The catapult had a large impact on the politics of the ancient world.

"You could suddenly attack a city that had previously been impenetrable," Schiefsky explains. "These machines changed the course of history."

According to Schiefsky, the interplay between theoretical knowledge and practical know-how is crucial to the history of Western science.

"It's important to explore what the craftsmen did and didn't know," Schiefsky says, "so that we can better understand how their work fits into the arc of scientific development."

Schiefsky's research is funded by the National Science Foundation and the Max Planck Institute for the History of Science in Berlin.


Story Source:

The above story is based on materials provided by Harvard University. Note: Materials may be edited for content and length.


Cite This Page:

Harvard University. "Even Without Math, Ancients Engineered Sophisticated Machines." ScienceDaily. ScienceDaily, 4 October 2007. <www.sciencedaily.com/releases/2007/10/071002144301.htm>.
Harvard University. (2007, October 4). Even Without Math, Ancients Engineered Sophisticated Machines. ScienceDaily. Retrieved November 28, 2014 from www.sciencedaily.com/releases/2007/10/071002144301.htm
Harvard University. "Even Without Math, Ancients Engineered Sophisticated Machines." ScienceDaily. www.sciencedaily.com/releases/2007/10/071002144301.htm (accessed November 28, 2014).

Share This


More From ScienceDaily



More Computers & Math News

Friday, November 28, 2014

Featured Research

from universities, journals, and other organizations


Featured Videos

from AP, Reuters, AFP, and other news services

Recharge Your Phone in 30 Seconds? Israeli Firm Says It Can

Recharge Your Phone in 30 Seconds? Israeli Firm Says It Can

Reuters - Innovations Video Online (Nov. 28, 2014) — With consumers demanding more and more from their mobile devices, scientists in Israel and Singapore are developing super fast-charging batteries to power them. Amy Pollock has more. Video provided by Reuters
Powered by NewsLook.com
EU Pushes Google For Worldwide Right To Be Forgotten
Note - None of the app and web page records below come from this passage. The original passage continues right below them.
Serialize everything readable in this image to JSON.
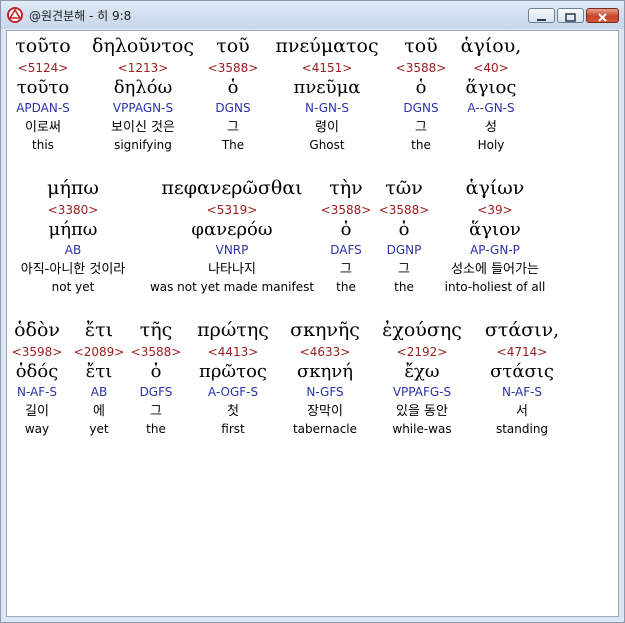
{
  "window": {
    "title": "@원견분해 - 히 9:8",
    "controls": [
      "minimize",
      "maximize",
      "close"
    ]
  },
  "colors": {
    "strong_number": "#9b1b1b",
    "parsing_code": "#2a33a8",
    "text": "#000000"
  },
  "lines": [
    {
      "words": [
        {
          "greek": "τοῦτο",
          "strong": "<5124>",
          "lemma": "τοῦτο",
          "parse": "APDAN-S",
          "korean": "이로써",
          "english": "this"
        },
        {
          "greek": "δηλοῦντος",
          "strong": "<1213>",
          "lemma": "δηλόω",
          "parse": "VPPAGN-S",
          "korean": "보이신 것은",
          "english": "signifying"
        },
        {
          "greek": "τοῦ",
          "strong": "<3588>",
          "lemma": "ὁ",
          "parse": "DGNS",
          "korean": "그",
          "english": "The"
        },
        {
          "greek": "πνεύματος",
          "strong": "<4151>",
          "lemma": "πνεῦμα",
          "parse": "N-GN-S",
          "korean": "령이",
          "english": "Ghost"
        },
        {
          "greek": "τοῦ",
          "strong": "<3588>",
          "lemma": "ὁ",
          "parse": "DGNS",
          "korean": "그",
          "english": "the"
        },
        {
          "greek": "ἁγίου,",
          "strong": "<40>",
          "lemma": "ἅγιος",
          "parse": "A--GN-S",
          "korean": "성",
          "english": "Holy"
        }
      ]
    },
    {
      "words": [
        {
          "greek": "μήπω",
          "strong": "<3380>",
          "lemma": "μήπω",
          "parse": "AB",
          "korean": "아직-아니한 것이라",
          "english": "not yet"
        },
        {
          "greek": "πεφανερῶσθαι",
          "strong": "<5319>",
          "lemma": "φανερόω",
          "parse": "VNRP",
          "korean": "나타나지",
          "english": "was not yet made manifest"
        },
        {
          "greek": "τὴν",
          "strong": "<3588>",
          "lemma": "ὁ",
          "parse": "DAFS",
          "korean": "그",
          "english": "the"
        },
        {
          "greek": "τῶν",
          "strong": "<3588>",
          "lemma": "ὁ",
          "parse": "DGNP",
          "korean": "그",
          "english": "the"
        },
        {
          "greek": "ἁγίων",
          "strong": "<39>",
          "lemma": "ἅγιον",
          "parse": "AP-GN-P",
          "korean": "성소에 들어가는",
          "english": "into-holiest of all"
        }
      ]
    },
    {
      "words": [
        {
          "greek": "ὁδὸν",
          "strong": "<3598>",
          "lemma": "ὁδός",
          "parse": "N-AF-S",
          "korean": "길이",
          "english": "way"
        },
        {
          "greek": "ἔτι",
          "strong": "<2089>",
          "lemma": "ἔτι",
          "parse": "AB",
          "korean": "에",
          "english": "yet"
        },
        {
          "greek": "τῆς",
          "strong": "<3588>",
          "lemma": "ὁ",
          "parse": "DGFS",
          "korean": "그",
          "english": "the"
        },
        {
          "greek": "πρώτης",
          "strong": "<4413>",
          "lemma": "πρῶτος",
          "parse": "A-OGF-S",
          "korean": "첫",
          "english": "first"
        },
        {
          "greek": "σκηνῆς",
          "strong": "<4633>",
          "lemma": "σκηνή",
          "parse": "N-GFS",
          "korean": "장막이",
          "english": "tabernacle"
        },
        {
          "greek": "ἐχούσης",
          "strong": "<2192>",
          "lemma": "ἔχω",
          "parse": "VPPAFG-S",
          "korean": "있을 동안",
          "english": "while-was"
        },
        {
          "greek": "στάσιν,",
          "strong": "<4714>",
          "lemma": "στάσις",
          "parse": "N-AF-S",
          "korean": "서",
          "english": "standing"
        }
      ]
    }
  ]
}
EU Pushes Google For Worldwide Right To Be Forgotten

Newsy (Nov. 27, 2014) — Privacy regulators recommend Google expand its requested removals to apply to all its web domains. Video provided by Newsy
Powered by NewsLook.com
Predictions Of Tablets' Demise Sound Familiar

Predictions Of Tablets' Demise Sound Familiar
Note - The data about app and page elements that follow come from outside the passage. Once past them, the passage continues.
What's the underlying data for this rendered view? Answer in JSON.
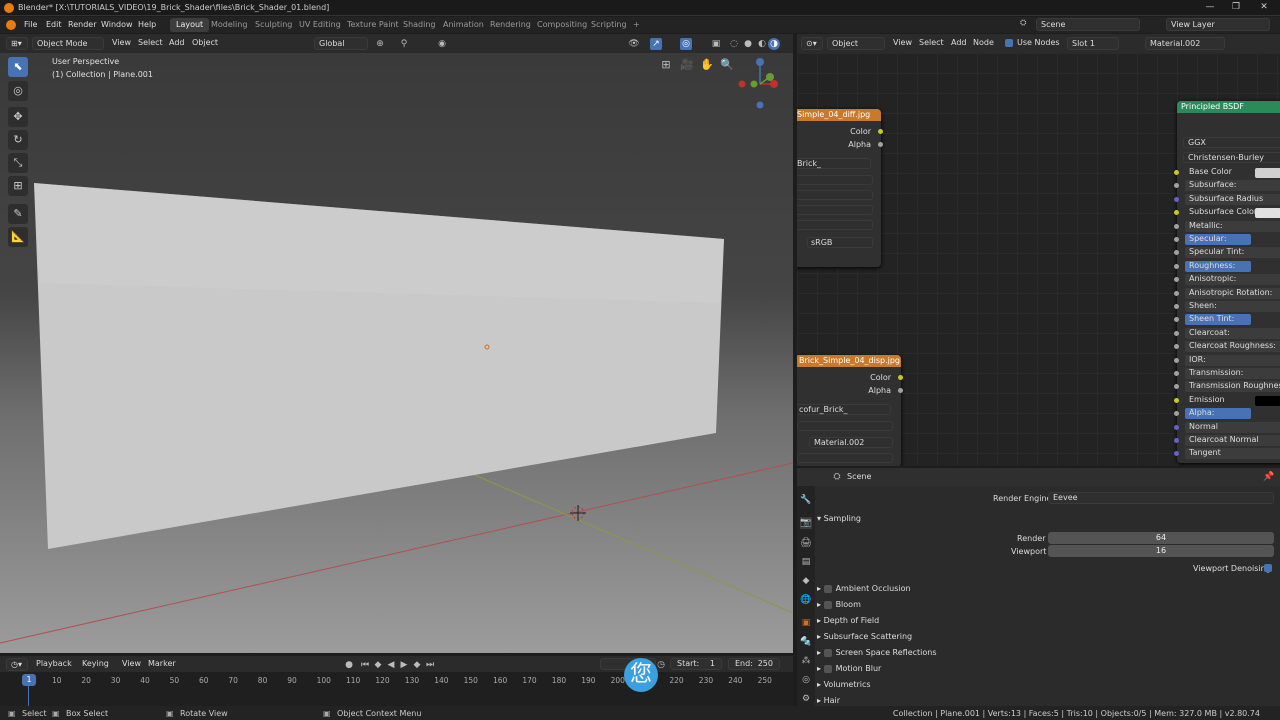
{
  "titlebar": {
    "text": "Blender* [X:\\TUTORIALS_VIDEO\\19_Brick_Shader\\files\\Brick_Shader_01.blend]",
    "minimize": "—",
    "maximize": "❐",
    "close": "✕"
  },
  "menu": {
    "items": [
      "File",
      "Edit",
      "Render",
      "Window",
      "Help"
    ]
  },
  "workspaces": [
    "Layout",
    "Modeling",
    "Sculpting",
    "UV Editing",
    "Texture Paint",
    "Shading",
    "Animation",
    "Rendering",
    "Compositing",
    "Scripting"
  ],
  "workspace_add": "+",
  "scene": {
    "label": "Scene",
    "view_layer": "View Layer"
  },
  "viewport_header": {
    "mode": "Object Mode",
    "menus": [
      "View",
      "Select",
      "Add",
      "Object"
    ],
    "orientation": "Global"
  },
  "viewport": {
    "perspective": "User Perspective",
    "collection": "(1) Collection | Plane.001"
  },
  "node_header": {
    "editor": "Object",
    "menus": [
      "View",
      "Select",
      "Add",
      "Node"
    ],
    "use_nodes": "Use Nodes",
    "slot": "Slot 1",
    "material": "Material.002"
  },
  "node1": {
    "title": "Simple_04_diff.jpg",
    "out_color": "Color",
    "out_alpha": "Alpha",
    "image": "Brick_",
    "colorspace": "sRGB"
  },
  "node2": {
    "title": "Brick_Simple_04_disp.jpg",
    "out_color": "Color",
    "out_alpha": "Alpha",
    "image": "cofur_Brick_",
    "material": "Material.002"
  },
  "bsdf": {
    "title": "Principled BSDF",
    "distribution": "GGX",
    "subsurface_method": "Christensen-Burley",
    "inputs": [
      "Base Color",
      "Subsurface:",
      "Subsurface Radius",
      "Subsurface Color",
      "Metallic:",
      "Specular:",
      "Specular Tint:",
      "Roughness:",
      "Anisotropic:",
      "Anisotropic Rotation:",
      "Sheen:",
      "Sheen Tint:",
      "Clearcoat:",
      "Clearcoat Roughness:",
      "IOR:",
      "Transmission:",
      "Transmission Roughness:",
      "Emission",
      "Alpha:",
      "Normal",
      "Clearcoat Normal",
      "Tangent"
    ],
    "highlighted": [
      "Specular:",
      "Roughness:",
      "Sheen Tint:",
      "Alpha:"
    ],
    "socket_colors": {
      "color": "#c7c729",
      "float": "#a1a1a1",
      "vector": "#6363c7"
    }
  },
  "properties": {
    "context": "Scene",
    "render_engine_label": "Render Engine",
    "render_engine": "Eevee",
    "sampling": "Sampling",
    "render_label": "Render",
    "render_value": "64",
    "viewport_label": "Viewport",
    "viewport_value": "16",
    "denoise": "Viewport Denoising",
    "sections": [
      {
        "label": "Ambient Occlusion",
        "checkbox": true
      },
      {
        "label": "Bloom",
        "checkbox": true
      },
      {
        "label": "Depth of Field",
        "checkbox": false
      },
      {
        "label": "Subsurface Scattering",
        "checkbox": false
      },
      {
        "label": "Screen Space Reflections",
        "checkbox": true
      },
      {
        "label": "Motion Blur",
        "checkbox": true
      },
      {
        "label": "Volumetrics",
        "checkbox": false
      },
      {
        "label": "Hair",
        "checkbox": false
      }
    ]
  },
  "timeline": {
    "menus": [
      "Playback",
      "Keying",
      "View",
      "Marker"
    ],
    "current": "1",
    "start_label": "Start:",
    "start": "1",
    "end_label": "End:",
    "end": "250",
    "ticks": [
      "10",
      "20",
      "30",
      "40",
      "50",
      "60",
      "70",
      "80",
      "90",
      "100",
      "110",
      "120",
      "130",
      "140",
      "150",
      "160",
      "170",
      "180",
      "190",
      "200",
      "210",
      "220",
      "230",
      "240",
      "250"
    ]
  },
  "overlay_char": "您",
  "status": {
    "left": [
      "Select",
      "Box Select",
      "Rotate View",
      "Object Context Menu"
    ],
    "right": "Collection | Plane.001 | Verts:13 | Faces:5 | Tris:10 | Objects:0/5 | Mem: 327.0 MB | v2.80.74"
  },
  "colors": {
    "accent": "#4772b3",
    "node_image_header": "#c8792a",
    "node_shader_header": "#2a8a5a"
  }
}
Newsy (Nov. 26, 2014) — The tablet's days are numbered, at least according to a recent IDC report. The market-research firm paints a grim outlook for tablets. Video provided by Newsy
Powered by NewsLook.com
Today's Prostheses Are More Capable Than Ever

Today's Prostheses Are More Capable Than Ever

Newsy (Nov. 26, 2014) — Advances in prosthetics are making replacement body parts stronger and more lifelike than they’ve ever been. Video provided by Newsy
Powered by NewsLook.com

Search ScienceDaily

Number of stories in archives: 140,361

Find with keyword(s):
 
Enter a keyword or phrase to search ScienceDaily for related topics and research stories.

Save/Print:
Share:  

Breaking News:

Strange & Offbeat Stories

 

Space & Time

Matter & Energy

Computers & Math

In Other News

... from NewsDaily.com

Science News

Health News

Environment News

Technology News



Save/Print:
Share:  

Free Subscriptions


Get the latest science news with ScienceDaily's free email newsletters, updated daily and weekly. Or view hourly updated newsfeeds in your RSS reader:

Get Social & Mobile


Keep up to date with the latest news from ScienceDaily via social networks and mobile apps:

Have Feedback?


Tell us what you think of ScienceDaily -- we welcome both positive and negative comments. Have any problems using the site? Questions?
Mobile iPhone Android Web
Follow Facebook Twitter Google+
Subscribe RSS Feeds Email Newsletters
Latest Headlines Health & Medicine Mind & Brain Space & Time Matter & Energy Computers & Math Plants & Animals Earth & Climate Fossils & Ruins